- Wendell Berry, "A Desirable Woman"
My grandfather was a farmer. Anyone who knew him knew it was his calling. The Lord fashioned him well for it. He approached people as he approached farming: with patience, care, and wisdom. He was the same inside the church and outside of it. He knew how to connect his faith to his daily living. How I wish I could say the same!
Most nights I crawl into bed wearied by the day, eager to find respite in the Word and sweet slumber. Trying with all my might not to think about how miserably I failed at representing Christ. Like Berry's fictitious Laura and the people of Sycamore, I wrestle with infusing my daily preoccupations with worship. Christine Hoover suggests that gospel illiteracy is to blame - knowing the gospel but not how to apply it, understanding what it means for salvation but not for every day. Yes, I think, that's true.
There's a sadness that comes with knowing my work will not be remembered. Yet acknowledging its futility helps me understand why I close each day feeling overwhelmed by what I didn't accomplish.

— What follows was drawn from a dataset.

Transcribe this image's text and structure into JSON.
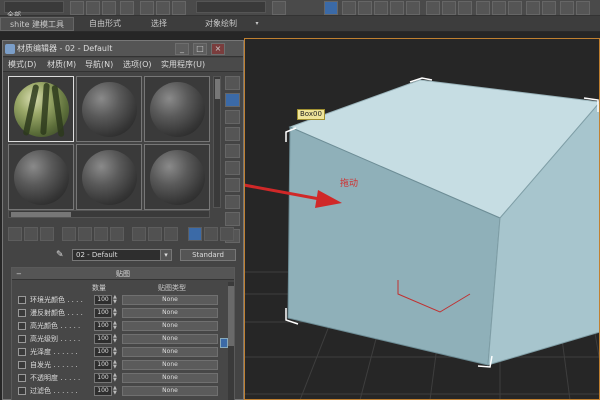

Checking things off my list is for my own glory (the writer of Ecclesiastes aptly describes it as "vanity"). It is only the work I do "as enabled by and through Christ" that matters (source). Perhaps this is what Paul is referring to in his instruction to the Philippians to work out their salvation (Phil. 2:12). It is in daily work done faithfully and obediently that I acknowledge my helplessness and His sufficiency. It is in that work that I worship.
When I pull back the covers at the end of this day, may I not be tempted to judge it based on my works. May I be able to say that in my work, I worshiped well.